▶ [What you have to do]:
Below is a set of records; reproduce them exactly without their pictures.

====

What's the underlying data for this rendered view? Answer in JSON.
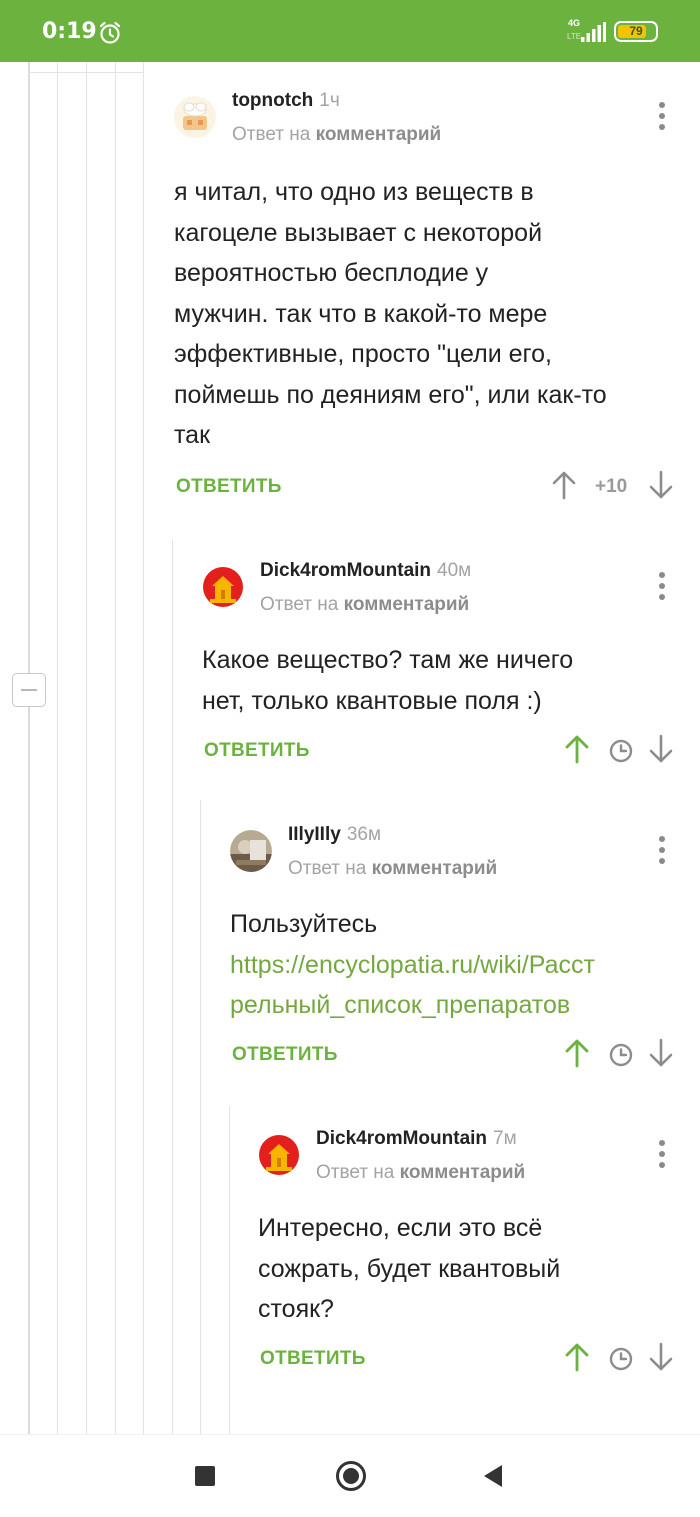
{
  "status": {
    "time": "0:19",
    "network": "4G",
    "network_sub": "LTE",
    "battery": "79",
    "battery_level": 79
  },
  "comments": [
    {
      "user": "topnotch",
      "age": "1ч",
      "reply_prefix": "Ответ на ",
      "reply_target": "комментарий",
      "lines": [
        "я читал, что одно из веществ в",
        "кагоцеле вызывает с некоторой",
        "вероятностью бесплодие у",
        "мужчин. так что в какой-то мере",
        "эффективные, просто \"цели его,",
        "поймешь по деяниям его\", или как-то",
        "так"
      ],
      "answer": "ОТВЕТИТЬ",
      "rating": "+10",
      "avatar": "hat-avatar"
    },
    {
      "user": "Dick4romMountain",
      "age": "40м",
      "reply_prefix": "Ответ на ",
      "reply_target": "комментарий",
      "lines": [
        "Какое вещество? там же ничего",
        "нет, только квантовые поля :)"
      ],
      "answer": "ОТВЕТИТЬ",
      "avatar": "red-circle-avatar"
    },
    {
      "user": "IIlyIIly",
      "age": "36м",
      "reply_prefix": "Ответ на ",
      "reply_target": "комментарий",
      "text": "Пользуйтесь",
      "link_lines": [
        "https://encyclopatia.ru/wiki/Расст",
        "рельный_список_препаратов"
      ],
      "answer": "ОТВЕТИТЬ",
      "avatar": "photo-avatar"
    },
    {
      "user": "Dick4romMountain",
      "age": "7м",
      "reply_prefix": "Ответ на ",
      "reply_target": "комментарий",
      "lines": [
        "Интересно, если это всё",
        "сожрать, будет квантовый",
        "стояк?"
      ],
      "answer": "ОТВЕТИТЬ",
      "avatar": "red-circle-avatar"
    }
  ],
  "colors": {
    "brand_green": "#6cb23f",
    "text": "#222222",
    "muted": "#a3a3a3"
  },
  "icons": [
    "alarm-icon",
    "signal-icon",
    "battery-icon",
    "more-icon",
    "arrow-up-icon",
    "arrow-down-icon",
    "clock-icon",
    "collapse-icon",
    "nav-recents-icon",
    "nav-home-icon",
    "nav-back-icon"
  ]
}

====

▶ [Answer section]:
What's the underlying data for this rendered view? Answer in JSON.
{
  "status": {
    "time": "0:19",
    "network": "4G",
    "network_sub": "LTE",
    "battery": "79",
    "battery_level": 79
  },
  "comments": [
    {
      "user": "topnotch",
      "age": "1ч",
      "reply_prefix": "Ответ на ",
      "reply_target": "комментарий",
      "lines": [
        "я читал, что одно из веществ в",
        "кагоцеле вызывает с некоторой",
        "вероятностью бесплодие у",
        "мужчин. так что в какой-то мере",
        "эффективные, просто \"цели его,",
        "поймешь по деяниям его\", или как-то",
        "так"
      ],
      "answer": "ОТВЕТИТЬ",
      "rating": "+10",
      "avatar": "hat-avatar"
    },
    {
      "user": "Dick4romMountain",
      "age": "40м",
      "reply_prefix": "Ответ на ",
      "reply_target": "комментарий",
      "lines": [
        "Какое вещество? там же ничего",
        "нет, только квантовые поля :)"
      ],
      "answer": "ОТВЕТИТЬ",
      "avatar": "red-circle-avatar"
    },
    {
      "user": "IIlyIIly",
      "age": "36м",
      "reply_prefix": "Ответ на ",
      "reply_target": "комментарий",
      "text": "Пользуйтесь",
      "link_lines": [
        "https://encyclopatia.ru/wiki/Расст",
        "рельный_список_препаратов"
      ],
      "answer": "ОТВЕТИТЬ",
      "avatar": "photo-avatar"
    },
    {
      "user": "Dick4romMountain",
      "age": "7м",
      "reply_prefix": "Ответ на ",
      "reply_target": "комментарий",
      "lines": [
        "Интересно, если это всё",
        "сожрать, будет квантовый",
        "стояк?"
      ],
      "answer": "ОТВЕТИТЬ",
      "avatar": "red-circle-avatar"
    }
  ],
  "colors": {
    "brand_green": "#6cb23f",
    "text": "#222222",
    "muted": "#a3a3a3"
  },
  "icons": [
    "alarm-icon",
    "signal-icon",
    "battery-icon",
    "more-icon",
    "arrow-up-icon",
    "arrow-down-icon",
    "clock-icon",
    "collapse-icon",
    "nav-recents-icon",
    "nav-home-icon",
    "nav-back-icon"
  ]
}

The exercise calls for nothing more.